We lost the love of our people in this community, and that’s sad. We still have great people on this block, and we are going to fight. We’re going to fight to a point where we are going to make sure everything is level, and it’s right.
Lauren Cawdrey, vice president of the Willoughby Nostrand Marcy Block Association
We knew it was a neck-and-neck race here between the D.O.B. granting the demo permit and Landmarks taking a look at it. We went through all the motions of doing this, only to basically get no answer and to just get demolished anyway — and to get demolished in such a violent way, you know. There’s a proper way to demo something. The nicest thing to do would have been to call in some architectural salvage people and let them take off. Look, there’s copper roofing and gargoyles, and, you know, limestone and slate shingles. These are valuable materials — the bluestone, I’m assuming each one of those could fetch hundreds of dollars.

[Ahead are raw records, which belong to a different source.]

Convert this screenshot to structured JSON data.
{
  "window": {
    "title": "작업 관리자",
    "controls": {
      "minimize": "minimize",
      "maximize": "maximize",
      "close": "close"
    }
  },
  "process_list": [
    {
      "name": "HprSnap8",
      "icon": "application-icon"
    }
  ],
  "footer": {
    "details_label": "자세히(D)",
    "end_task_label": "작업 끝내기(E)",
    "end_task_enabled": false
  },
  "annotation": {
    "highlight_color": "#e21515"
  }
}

The whole building came down in under two hours. People, bystanders, just stopping and watching horror. And it was just very much an us-versus-them situation because here, you have neighbors and activists: We were just consoling each other and in tears, and then you have the developer and the workers cheering on every time a giant slab of debris fell down. You could hear us crying and gasping and the developers cheering and applauding. It was so violent and unsafe, and it was really traumatic.
It was just the crown jewel of a beautiful block. It was such a huge place for the community, and so many people were just blindsided.
Kendall Jinwright, teacher
At the time we booked the space [for a baby shower], it was right before the news came out about them selling. So we had the event in late September, and I guess it magically worked out because nothing worked out with any other event space we looked at.
It was a conveniently located spot, and that’s where everyone from the neighborhood has their events. I grew up on that block, so that was the first thing I would see when I entered my street.
Everyone who came from out of state was like, “Wow, this looks like a castle.” I’m happy to know, like it brings me joy to know that that’s where we celebrated the baby’s life. Right before they put the scaffolding up, we took a picture — the baby and I — in front of the temple. We just moved to Charlotte, so it’s going to go on our living room walls.
I lived through the whole change and gentrification, but that’s one of those landmarks — like everyone from the area knew the Masonic temple on Willoughby. It just played well with the brownstones on the block. They’re going to put up one of those disgusting-looking buildings they put on every corner now. It just takes away from Bed-Stuy, like the character of the block.
Chi Ossé, council member representing Bedford-Stuyvesant
What I think was lost and what has continued to be missed from the demolition — the actual action itself — is common decency and respect. As a resident of central Brooklyn and now council member that represents central Brooklyn, we’ve seen this story time and time again of developers that don’t really care about the character of a neighborhood and the services that are sometimes provided by a space like the Dangler House, and ignoring the wants and wishes of folks that lived on that block and even in the surrounding area.
They’re missing a space to congregate, a space that holds history of the neighborhood — a space that offered a space for many different community events. But from my perspective, the largest thing that was missed here and taken away from the community was respect, co-governance and community input.
We’re continuing to engage in conversations. And we’re all trying to work on solutions that our communities need.